March Madness Live Tries to Entice Viewers in Down Year

    • In a year where sports TV viewership has dropped across the board, streaming platforms are looking to reach audiences traditional television may have lost.
    • March Madness Live, the NCAA men’s tournament streaming platform, is looking to engage viewers not only with their slate of games, but also a new look and interactive features.

In a year where sports TV viewership has dropped across the board, streaming platforms are looking to reach audiences traditional television may have lost.

March Madness Live, the NCAA men’s tournament streaming platform, is looking to engage viewers not only with their slate of games, but also with a new look and interactive features.

“We’re not only the first screen, but we’re also the second screen,” Turner Sports SVP of Digital Hania Poole told FOS.

Live streams during the First Four games saw “double-digit increases” from 2019, according to Turner. In the first week of the tournament, March Madness Live’s “connected device use,” or viewership through platforms like Apple TV or Roku, has grown 5% since 2019.

Viewership for the first weekend of the NCAA men’s tournament in general, however, dipped about 3% since 2019. Poole said before the tournament that she had “modest” expectations this year for viewership, so that isn’t surprising.

Poole’s team has specifically continued to “lean in” to bracket features on the platform, she said. Research found that consumers were more likely to watch games if they were engaged with brackets. “It’s just more connective tissue to the tournament.”

Pandemic cancelations have made it harder for viewers to get into a “rhythm” to watch college basketball, which has made viewership suffer, Poole explained.
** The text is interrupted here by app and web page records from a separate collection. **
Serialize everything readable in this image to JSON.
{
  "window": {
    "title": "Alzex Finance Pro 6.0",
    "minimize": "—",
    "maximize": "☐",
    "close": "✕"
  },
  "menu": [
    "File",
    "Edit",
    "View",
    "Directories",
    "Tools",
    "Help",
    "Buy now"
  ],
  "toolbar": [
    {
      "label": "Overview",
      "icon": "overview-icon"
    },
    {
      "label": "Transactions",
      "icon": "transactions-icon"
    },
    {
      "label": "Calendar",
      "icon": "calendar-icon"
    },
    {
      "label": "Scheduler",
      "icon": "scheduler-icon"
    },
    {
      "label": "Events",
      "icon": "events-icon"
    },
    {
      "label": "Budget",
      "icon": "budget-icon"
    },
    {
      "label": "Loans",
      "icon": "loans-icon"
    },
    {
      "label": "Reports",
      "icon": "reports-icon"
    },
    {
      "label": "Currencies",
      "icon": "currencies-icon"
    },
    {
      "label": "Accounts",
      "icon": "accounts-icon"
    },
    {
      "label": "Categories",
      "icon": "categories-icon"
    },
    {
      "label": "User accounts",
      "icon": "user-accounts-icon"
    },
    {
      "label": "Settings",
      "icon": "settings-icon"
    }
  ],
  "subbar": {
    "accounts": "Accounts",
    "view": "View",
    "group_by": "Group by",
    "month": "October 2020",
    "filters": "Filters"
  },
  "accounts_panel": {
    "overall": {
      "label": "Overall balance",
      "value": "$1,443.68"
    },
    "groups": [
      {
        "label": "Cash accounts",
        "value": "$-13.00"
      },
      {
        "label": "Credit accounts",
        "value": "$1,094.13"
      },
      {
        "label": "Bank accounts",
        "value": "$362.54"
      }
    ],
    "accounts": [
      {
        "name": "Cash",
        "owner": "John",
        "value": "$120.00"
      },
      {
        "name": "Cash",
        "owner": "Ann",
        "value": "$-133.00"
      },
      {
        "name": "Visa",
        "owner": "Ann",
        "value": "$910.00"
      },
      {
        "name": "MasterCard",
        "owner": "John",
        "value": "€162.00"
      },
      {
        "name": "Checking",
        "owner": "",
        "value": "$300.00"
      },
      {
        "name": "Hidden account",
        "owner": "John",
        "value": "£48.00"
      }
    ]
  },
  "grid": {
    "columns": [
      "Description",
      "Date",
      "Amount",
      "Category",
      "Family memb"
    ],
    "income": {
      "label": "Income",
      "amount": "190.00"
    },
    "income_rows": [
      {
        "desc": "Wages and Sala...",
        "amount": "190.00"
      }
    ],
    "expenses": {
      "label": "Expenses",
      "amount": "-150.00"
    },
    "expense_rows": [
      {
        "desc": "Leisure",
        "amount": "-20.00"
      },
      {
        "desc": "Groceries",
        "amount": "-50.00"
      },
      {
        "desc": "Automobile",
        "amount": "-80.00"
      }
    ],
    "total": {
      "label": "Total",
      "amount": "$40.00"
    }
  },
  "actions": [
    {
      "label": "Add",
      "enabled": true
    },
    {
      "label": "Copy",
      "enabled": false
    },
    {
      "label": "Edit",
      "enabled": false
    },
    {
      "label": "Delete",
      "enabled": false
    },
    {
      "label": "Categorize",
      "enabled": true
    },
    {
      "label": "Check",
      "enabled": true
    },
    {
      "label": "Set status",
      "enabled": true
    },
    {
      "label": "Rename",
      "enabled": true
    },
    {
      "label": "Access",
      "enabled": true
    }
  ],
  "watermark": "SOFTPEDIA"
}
The absence of “blue bloods” like Duke, Louisville, and Kentucky this year also contributes to the drop.

“Even people who hate Duke like to show up to watch them lose,” Poole said.